The dragonfly’s diet consists typically of mosquitoes, midges and other small insects like flies, bees, and butterflies. They can be found around lakes, ponds, streams, and wetlands because their larvae (known as nymphs) are aquatic. Dragonflies do not bite or sting humans. Instead they are valued as a predator that helps control the populations of insects that do, such as mosquitoes.

General facts

The life cycle of the dragonfly varies from six months to as much as six or seven years. Female dragonflies lay eggs in or near water, often in or on floating or emergent plants.

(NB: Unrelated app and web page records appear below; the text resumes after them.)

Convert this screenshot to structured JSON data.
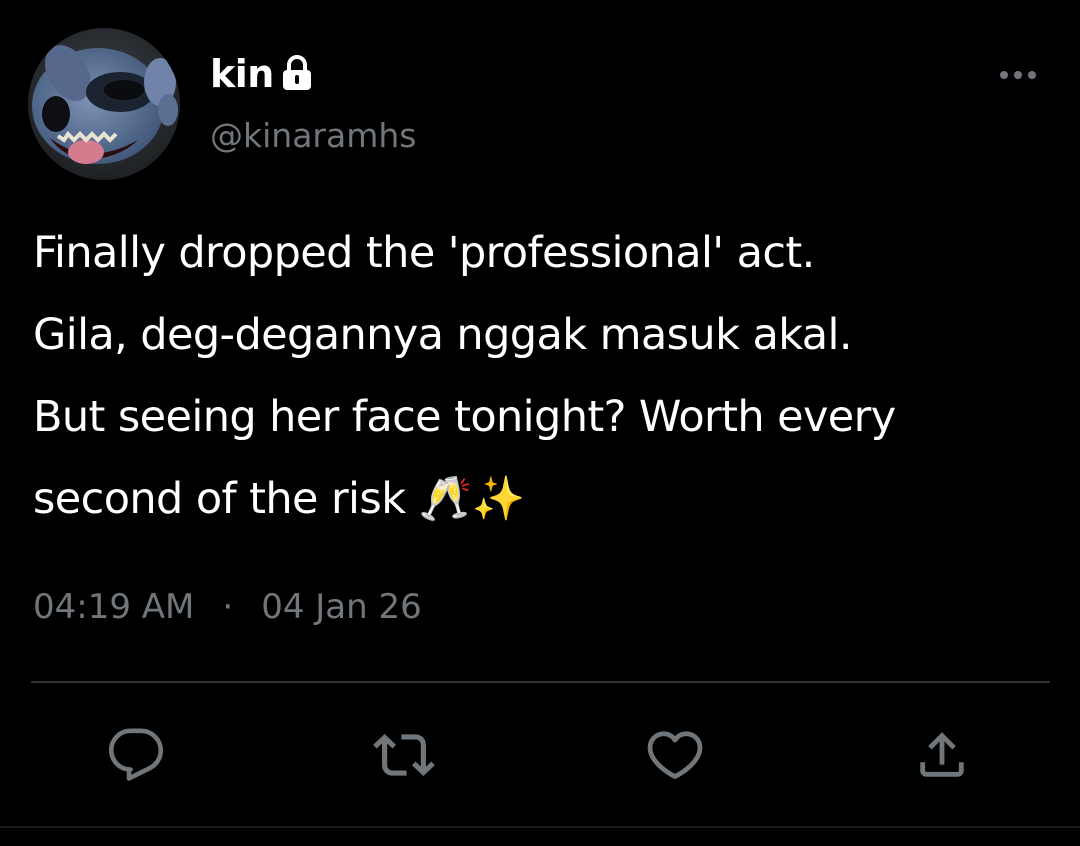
{
  "user": {
    "display_name": "kin",
    "handle": "@kinaramhs",
    "protected_icon": "lock-icon",
    "avatar": "stitch-avatar"
  },
  "menu": {
    "icon": "more-horizontal-icon"
  },
  "tweet": {
    "lines": [
      "Finally dropped the 'professional' act.",
      "Gila, deg-degannya nggak masuk akal.",
      "But seeing her face tonight? Worth every",
      "second of the risk 🥂✨"
    ],
    "time": "04:19 AM",
    "separator": "·",
    "date": "04 Jan 26"
  },
  "actions": [
    {
      "name": "reply",
      "icon": "reply-bubble-icon"
    },
    {
      "name": "retweet",
      "icon": "retweet-icon"
    },
    {
      "name": "like",
      "icon": "heart-icon"
    },
    {
      "name": "share",
      "icon": "share-upload-icon"
    }
  ],
  "colors": {
    "background": "#000000",
    "text_primary": "#ffffff",
    "text_secondary": "#71767b",
    "divider": "#2f3336"
  }
}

Most of their life cycle is spent in the larval (nymph) form, beneath the water surface, using internal gills to breathe, catching other invertebrates or even vertebrates such as tadpoles and fish. In the adult stage, larger species of the dragonfly can live as long as four months. Dragonflies have very good eyesight due to their unique eye structure which can have up to 30,000 eye facets. Each facet is a separate light-sensing organ, or ommatidia. These facets are arranged to give the dragonfly a nearly 360° field of vision.

Much larger dragonfly species existed in the past – the largest, found as a fossil, is an extinct Protodonata named Meganeura monyi from the Permian period with a wingspan of 27.5″“29.5 in (70″“75 cm). This compares to 7.5 in (19 cm) for the largest modern species of odonates, the Hawaiian endemic dragonfly, Anax strenuus. The smallest modern species recorded is the libellulid dragonfly, Nannophya pygmaea from East Asia with a wing span of only 20 mm, or about 3/4 of an inch.

The Common Green Darner dragonfly (Anax junius) is nicknamed “Darning Needle” because of its body shape. It is one of the biggest and fastest-flying dragonflies, able to reach speeds of 53 mph (85 km/h).

Damselflies (Suborder Zygoptera) are often confused with dragonflies, but the two insects are distinct: damselflies at rest hold their wings together above the body, whereas dragonflies at rest hold them out, either horizontally or slightly down and forward. Also, the eyes on a damselfly are separated, while those of the dragonfly are nearly touching. Both are members of Odonata, and their life cycles are similar.

It was recently discovered that dragonflies employ an optical illusion to stalk other insects who invade their territory. New research suggests that a dragonfly can move in such a way as to project itself as a stationary object while speedily attacking its victims. These findings illustrate for the first time how dragonflies use complex camouflaging techniques during aerial combat.

Some common species

  • Emperor, Anax imperator
  • Black-tailed Skimmer, Orthetrum cancellatum
  • Common Whitetail, Libellula lydia
  • Migrant Hawker, Aeshna mixta